:: Data for review ::
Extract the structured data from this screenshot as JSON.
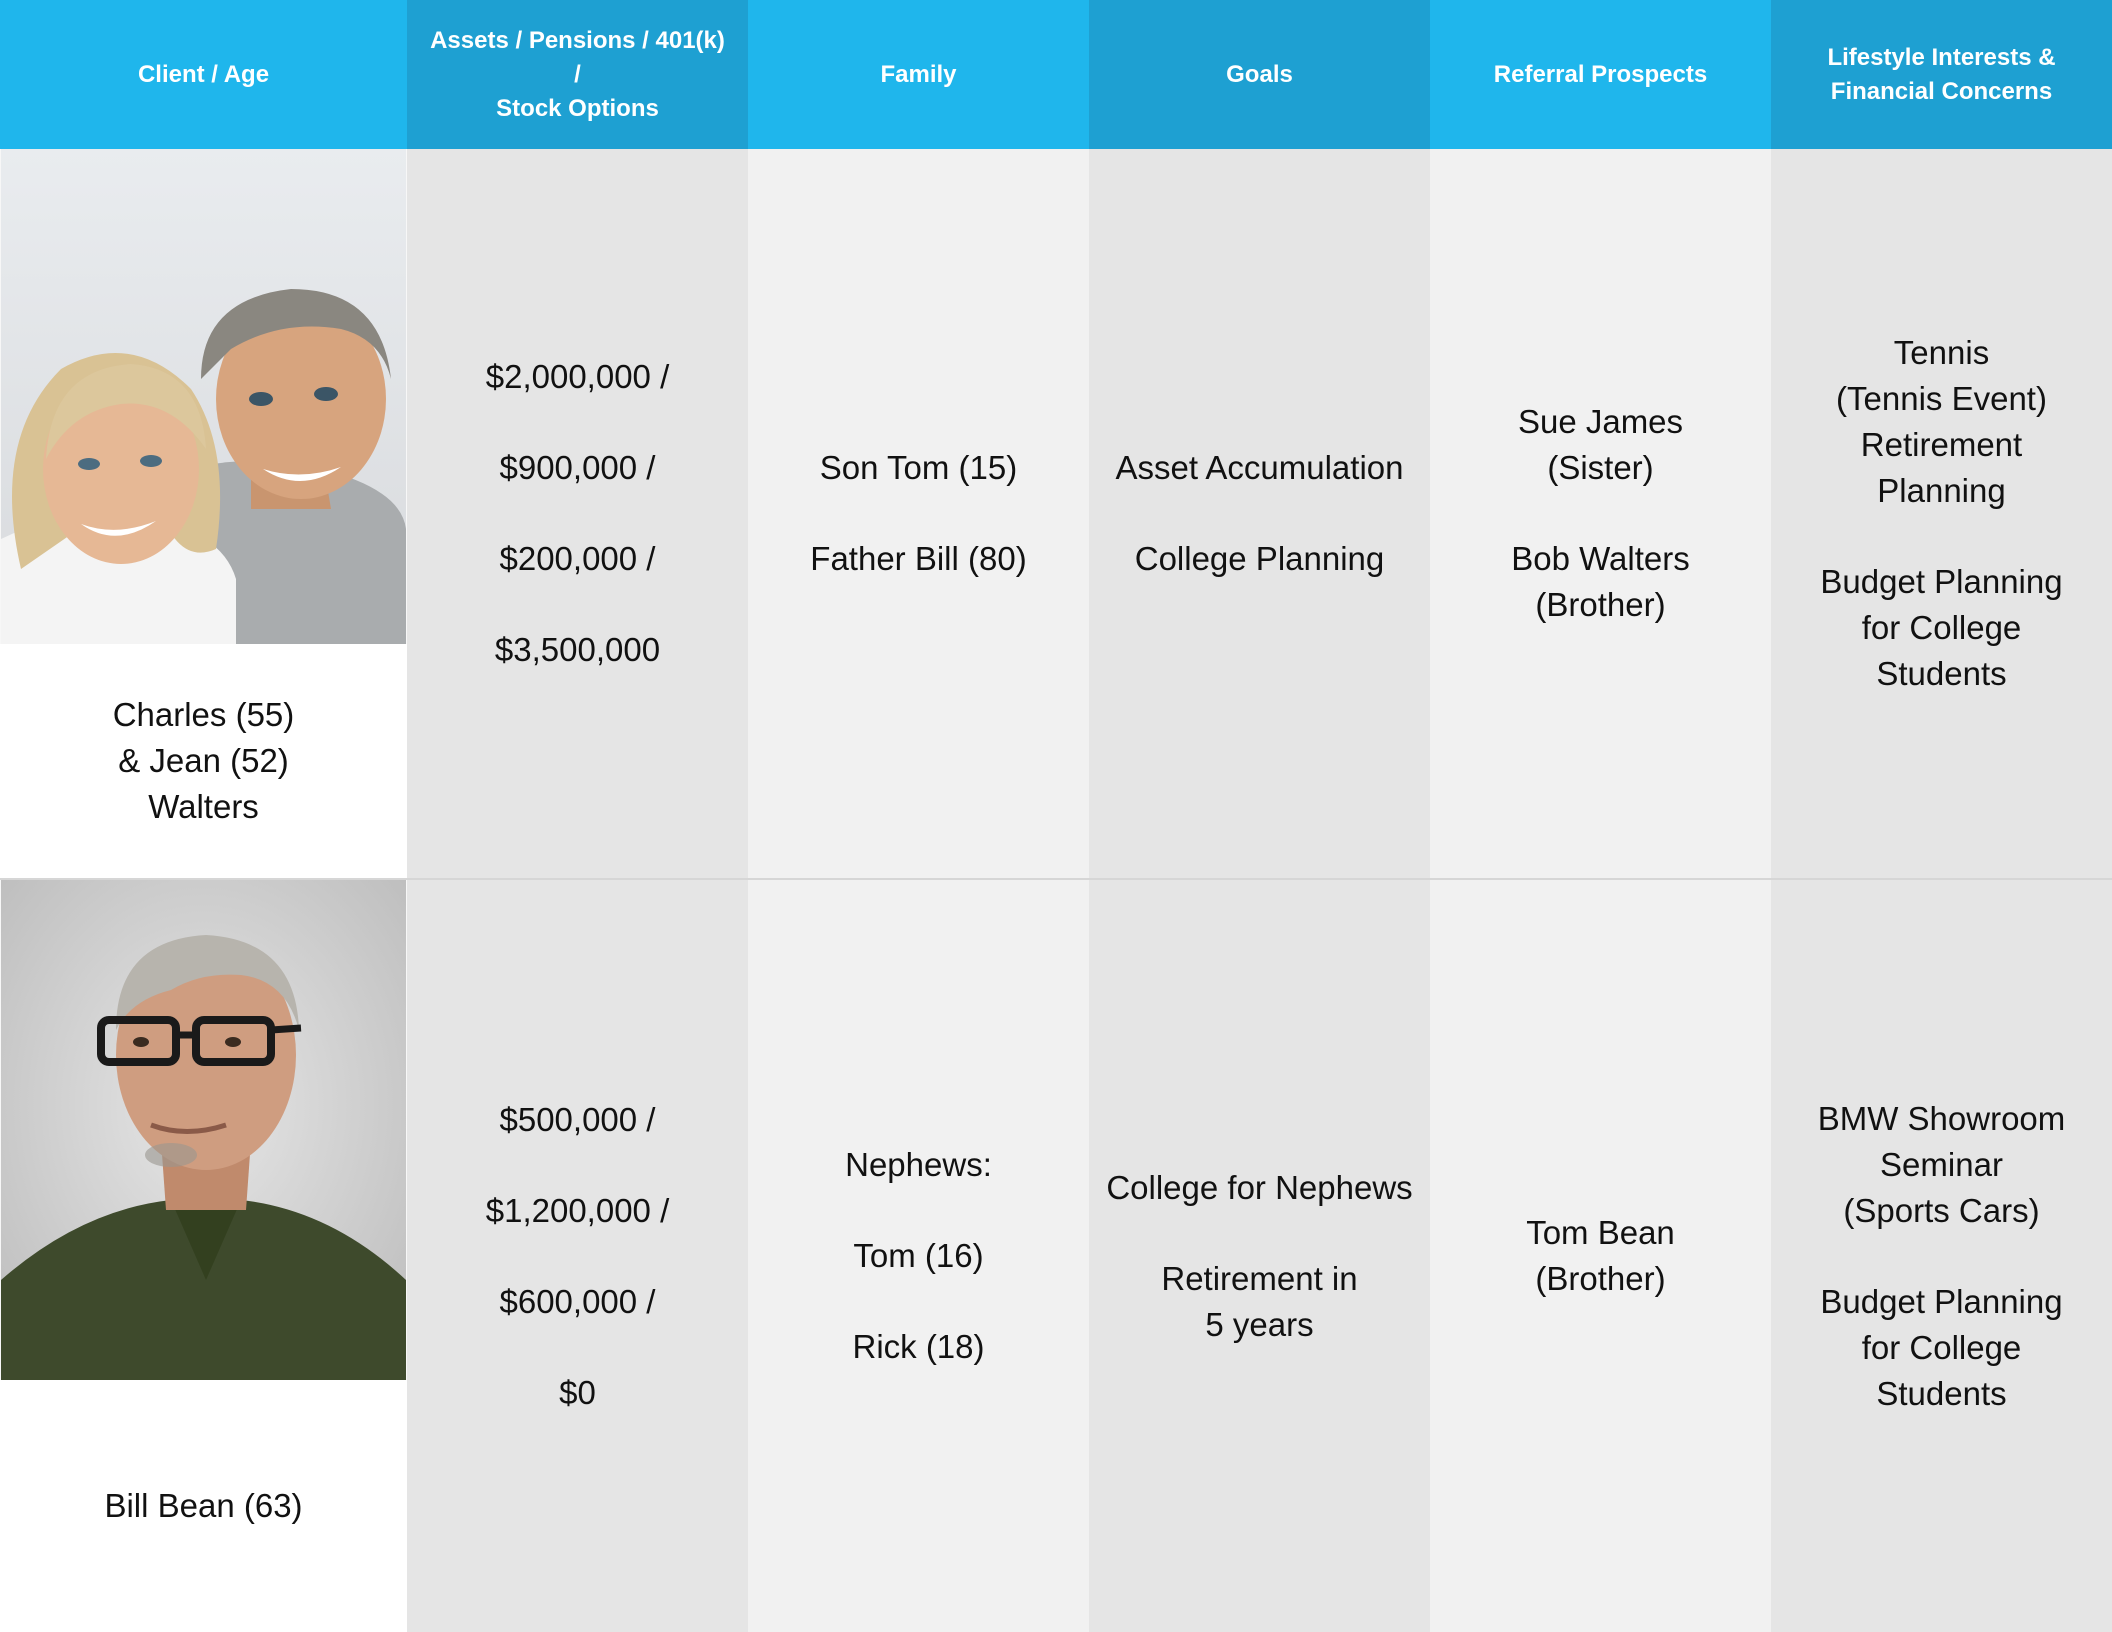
{
  "headers": [
    "Client / Age",
    "Assets / Pensions / 401(k) /\nStock Options",
    "Family",
    "Goals",
    "Referral Prospects",
    "Lifestyle Interests &\nFinancial Concerns"
  ],
  "rows": [
    {
      "client": [
        "Charles (55)",
        "& Jean (52)",
        "Walters"
      ],
      "photo": "couple-photo",
      "assets": [
        "$2,000,000 /",
        "$900,000 /",
        "$200,000 /",
        "$3,500,000"
      ],
      "family": [
        "Son Tom (15)",
        "Father Bill (80)"
      ],
      "goals": [
        "Asset Accumulation",
        "College Planning"
      ],
      "referrals": [
        "Sue James",
        "(Sister)",
        "Bob Walters",
        "(Brother)"
      ],
      "lifestyle": [
        "Tennis",
        "(Tennis Event)",
        "Retirement",
        "Planning",
        "Budget Planning",
        "for College",
        "Students"
      ]
    },
    {
      "client": [
        "Bill Bean (63)"
      ],
      "photo": "man-with-glasses-photo",
      "assets": [
        "$500,000 /",
        "$1,200,000 /",
        "$600,000 /",
        "$0"
      ],
      "family": [
        "Nephews:",
        "Tom (16)",
        "Rick (18)"
      ],
      "goals": [
        "College for Nephews",
        "Retirement in",
        "5 years"
      ],
      "referrals": [
        "Tom Bean",
        "(Brother)"
      ],
      "lifestyle": [
        "BMW Showroom",
        "Seminar",
        "(Sports Cars)",
        "Budget Planning",
        "for College",
        "Students"
      ]
    }
  ]
}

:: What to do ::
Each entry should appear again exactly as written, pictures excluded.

:: Your solution ::
Extract the structured data from this screenshot as JSON.
{
  "headers": [
    "Client / Age",
    "Assets / Pensions / 401(k) /\nStock Options",
    "Family",
    "Goals",
    "Referral Prospects",
    "Lifestyle Interests &\nFinancial Concerns"
  ],
  "rows": [
    {
      "client": [
        "Charles (55)",
        "& Jean (52)",
        "Walters"
      ],
      "photo": "couple-photo",
      "assets": [
        "$2,000,000 /",
        "$900,000 /",
        "$200,000 /",
        "$3,500,000"
      ],
      "family": [
        "Son Tom (15)",
        "Father Bill (80)"
      ],
      "goals": [
        "Asset Accumulation",
        "College Planning"
      ],
      "referrals": [
        "Sue James",
        "(Sister)",
        "Bob Walters",
        "(Brother)"
      ],
      "lifestyle": [
        "Tennis",
        "(Tennis Event)",
        "Retirement",
        "Planning",
        "Budget Planning",
        "for College",
        "Students"
      ]
    },
    {
      "client": [
        "Bill Bean (63)"
      ],
      "photo": "man-with-glasses-photo",
      "assets": [
        "$500,000 /",
        "$1,200,000 /",
        "$600,000 /",
        "$0"
      ],
      "family": [
        "Nephews:",
        "Tom (16)",
        "Rick (18)"
      ],
      "goals": [
        "College for Nephews",
        "Retirement in",
        "5 years"
      ],
      "referrals": [
        "Tom Bean",
        "(Brother)"
      ],
      "lifestyle": [
        "BMW Showroom",
        "Seminar",
        "(Sports Cars)",
        "Budget Planning",
        "for College",
        "Students"
      ]
    }
  ]
}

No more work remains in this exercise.